When I came into this game, something over half a century ago, it was common knowledge that the male line descendants of the Darley Arabian outnumbered those of the Byerley and the Godolphin by an enormous amount. But that pair still flourished as valuable minorities, while there were so many different branches of the Darley line, passing on different desirable qualities, expressing the diversity that existed within the line.

Whatever became of the sprinting line that sprang from Orby, and routinely handed down speed and precocity generation after generation? Hyperion won six sires’ titles and was a byword for class and middle-distance and staying quality in his sons and sons of sons, but where do we find him in pedigrees now? Almost never in the top line. Blandford provided four Derby winners and was a three-time champion sire. He seemed to have disappeared until Monsun resurrected his line unexpectedly and, I’m inclined to fear, only temporarily. A viable line from Djebel lasted for several generations, but is all but gone now, along with the Byerley Turk.

Where do breeders go to find something that is different and viable? The industry has boxed itself into a corner, and there is no clear route to redemption

For decades, breeders in these islands have looked to Northern Dancer for everything, his Danzig and Nureyev for speed, his Sadler’s Wells for middle-distance merit and stamina. And I would be the last to deny that the policy has delivered plenty of success. But the routine patronage of their sons and their more distant male descendants, many of whom have scarcely earned the right to stand at stud, displays a remarkable lack of imagination and common sense.

Where do breeders go to find something that is different and viable? Where, indeed, does Coolmore go after Galileo? The industry has boxed itself into a corner, and there is no clear route to redemption.

Still, while we celebrate a brilliant Horse of the Year, by a grandson of Sadler’s Wells out of a daughter of Sadler’s Wells, who is to say that Enable received an overdose? I admire her no less than her greatest fan, but I hope breeders recognise that a sample of one does not represent a formula for guaranteed success

If there has been one positive development in breeding over the last few years in these parts, it has been the emergence of Acclamation as a significant influence in pedigrees. Yes, he is Northern Dancer line again, but he has the little Canadian-bred so far back as to be of no consequence to him. Could I have fancied Waajib, who never won above Group 2 level, to become a success as a sire? No chance. Was he a successful sire? No, apart from one really gifted son in Royal Applause.

What about Royal Applause? How good was he as a sire? He got decent results without the best of opportunities, but never a Group 1 winner. Acclamation was about the pick of his stock, successful in Group 2. Could I ever have imagined Acclamation as a successful sire and a successful sire of sires? I don’t think so.

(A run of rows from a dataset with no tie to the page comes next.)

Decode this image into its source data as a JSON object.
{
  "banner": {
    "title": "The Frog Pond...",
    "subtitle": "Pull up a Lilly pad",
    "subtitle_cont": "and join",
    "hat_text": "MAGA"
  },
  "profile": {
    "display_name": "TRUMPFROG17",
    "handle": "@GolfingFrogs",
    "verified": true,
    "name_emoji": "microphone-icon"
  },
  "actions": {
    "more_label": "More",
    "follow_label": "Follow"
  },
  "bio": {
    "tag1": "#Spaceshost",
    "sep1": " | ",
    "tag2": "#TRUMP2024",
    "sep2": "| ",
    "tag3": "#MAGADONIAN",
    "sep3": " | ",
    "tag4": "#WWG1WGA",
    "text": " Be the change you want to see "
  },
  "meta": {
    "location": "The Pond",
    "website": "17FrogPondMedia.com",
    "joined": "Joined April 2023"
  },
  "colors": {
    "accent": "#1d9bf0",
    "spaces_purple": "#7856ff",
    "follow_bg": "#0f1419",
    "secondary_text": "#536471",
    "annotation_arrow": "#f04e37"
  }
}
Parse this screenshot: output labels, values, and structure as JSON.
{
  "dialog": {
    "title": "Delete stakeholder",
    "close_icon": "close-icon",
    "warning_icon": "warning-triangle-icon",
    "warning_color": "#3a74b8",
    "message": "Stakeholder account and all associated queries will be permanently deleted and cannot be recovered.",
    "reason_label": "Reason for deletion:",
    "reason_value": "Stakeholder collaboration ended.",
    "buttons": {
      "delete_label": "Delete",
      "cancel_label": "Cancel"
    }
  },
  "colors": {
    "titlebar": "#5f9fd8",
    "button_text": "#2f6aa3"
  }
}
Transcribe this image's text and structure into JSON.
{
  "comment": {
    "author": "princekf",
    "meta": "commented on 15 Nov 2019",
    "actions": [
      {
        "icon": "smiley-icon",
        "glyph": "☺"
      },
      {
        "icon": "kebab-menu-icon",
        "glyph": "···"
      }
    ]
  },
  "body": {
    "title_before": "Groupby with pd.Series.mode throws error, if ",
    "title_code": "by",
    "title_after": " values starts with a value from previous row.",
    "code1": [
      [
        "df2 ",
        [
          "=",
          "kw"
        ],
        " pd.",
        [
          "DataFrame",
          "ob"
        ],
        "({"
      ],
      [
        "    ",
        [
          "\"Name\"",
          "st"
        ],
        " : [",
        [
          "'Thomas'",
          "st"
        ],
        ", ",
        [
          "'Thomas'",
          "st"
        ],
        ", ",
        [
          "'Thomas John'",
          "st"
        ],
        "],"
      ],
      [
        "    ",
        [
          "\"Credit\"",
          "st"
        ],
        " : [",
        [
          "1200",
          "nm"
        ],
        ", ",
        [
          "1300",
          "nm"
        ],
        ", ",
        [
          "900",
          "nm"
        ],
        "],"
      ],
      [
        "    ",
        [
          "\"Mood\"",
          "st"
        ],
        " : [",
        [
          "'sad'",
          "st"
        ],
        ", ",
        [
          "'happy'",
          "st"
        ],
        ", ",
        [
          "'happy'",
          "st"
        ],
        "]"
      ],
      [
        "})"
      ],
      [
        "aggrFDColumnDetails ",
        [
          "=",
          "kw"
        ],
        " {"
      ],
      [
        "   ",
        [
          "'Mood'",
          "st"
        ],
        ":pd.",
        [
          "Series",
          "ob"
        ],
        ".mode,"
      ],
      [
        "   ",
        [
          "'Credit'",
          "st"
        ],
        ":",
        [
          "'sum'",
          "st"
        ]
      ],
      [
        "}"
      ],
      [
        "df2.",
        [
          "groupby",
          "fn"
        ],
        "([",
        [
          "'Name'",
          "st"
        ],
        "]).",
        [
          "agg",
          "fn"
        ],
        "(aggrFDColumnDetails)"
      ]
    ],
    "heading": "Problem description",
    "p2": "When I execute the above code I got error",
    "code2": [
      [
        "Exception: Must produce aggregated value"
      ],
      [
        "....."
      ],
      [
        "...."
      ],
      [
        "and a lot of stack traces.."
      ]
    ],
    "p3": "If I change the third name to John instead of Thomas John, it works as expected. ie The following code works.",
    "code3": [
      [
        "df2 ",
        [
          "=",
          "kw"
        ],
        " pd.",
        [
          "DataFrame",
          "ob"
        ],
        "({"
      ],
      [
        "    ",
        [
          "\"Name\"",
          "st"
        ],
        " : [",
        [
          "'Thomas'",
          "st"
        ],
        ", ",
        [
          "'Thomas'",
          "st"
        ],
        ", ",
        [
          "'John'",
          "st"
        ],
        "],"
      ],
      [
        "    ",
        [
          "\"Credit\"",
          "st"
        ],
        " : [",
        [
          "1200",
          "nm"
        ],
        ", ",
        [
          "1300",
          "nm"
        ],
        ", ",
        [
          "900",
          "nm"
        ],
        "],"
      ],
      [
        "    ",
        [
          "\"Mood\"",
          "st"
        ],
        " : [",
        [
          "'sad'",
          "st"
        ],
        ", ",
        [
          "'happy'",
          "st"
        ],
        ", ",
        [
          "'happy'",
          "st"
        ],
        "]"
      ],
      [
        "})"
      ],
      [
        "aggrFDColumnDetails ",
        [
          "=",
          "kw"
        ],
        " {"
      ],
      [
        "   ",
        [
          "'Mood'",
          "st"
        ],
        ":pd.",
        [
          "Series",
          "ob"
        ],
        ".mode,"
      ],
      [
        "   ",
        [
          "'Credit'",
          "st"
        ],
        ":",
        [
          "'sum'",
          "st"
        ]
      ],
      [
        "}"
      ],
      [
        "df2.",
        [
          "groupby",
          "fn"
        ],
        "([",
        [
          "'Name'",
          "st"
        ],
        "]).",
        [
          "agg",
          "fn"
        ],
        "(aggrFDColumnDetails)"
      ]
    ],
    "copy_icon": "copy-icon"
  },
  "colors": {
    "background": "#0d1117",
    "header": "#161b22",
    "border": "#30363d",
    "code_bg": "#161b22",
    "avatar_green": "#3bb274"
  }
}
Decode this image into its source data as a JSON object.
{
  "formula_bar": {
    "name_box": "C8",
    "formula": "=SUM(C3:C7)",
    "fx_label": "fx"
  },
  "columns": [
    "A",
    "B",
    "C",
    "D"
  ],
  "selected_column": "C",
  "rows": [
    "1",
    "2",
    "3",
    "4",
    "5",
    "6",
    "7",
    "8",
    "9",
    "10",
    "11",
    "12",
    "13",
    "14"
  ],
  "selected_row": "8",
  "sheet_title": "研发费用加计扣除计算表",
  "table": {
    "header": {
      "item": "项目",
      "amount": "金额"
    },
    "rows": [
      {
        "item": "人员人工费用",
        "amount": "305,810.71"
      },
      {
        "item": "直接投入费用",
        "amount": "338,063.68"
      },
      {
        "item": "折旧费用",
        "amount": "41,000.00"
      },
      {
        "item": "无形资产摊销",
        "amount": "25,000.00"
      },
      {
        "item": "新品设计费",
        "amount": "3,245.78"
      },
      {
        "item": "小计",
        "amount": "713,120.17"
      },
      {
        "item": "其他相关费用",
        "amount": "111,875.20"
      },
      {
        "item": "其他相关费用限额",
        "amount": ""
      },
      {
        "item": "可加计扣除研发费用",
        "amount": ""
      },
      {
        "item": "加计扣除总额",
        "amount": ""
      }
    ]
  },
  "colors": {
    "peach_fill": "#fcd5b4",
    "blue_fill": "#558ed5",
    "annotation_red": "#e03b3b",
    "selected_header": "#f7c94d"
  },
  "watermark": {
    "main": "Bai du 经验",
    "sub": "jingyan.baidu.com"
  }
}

Nevertheless, Acclamation represents a triumph for breeders capable of thinking outside the box. Let’s hope the lesson is not lost on others. The industry has never been so in need of alternatives to the obvious.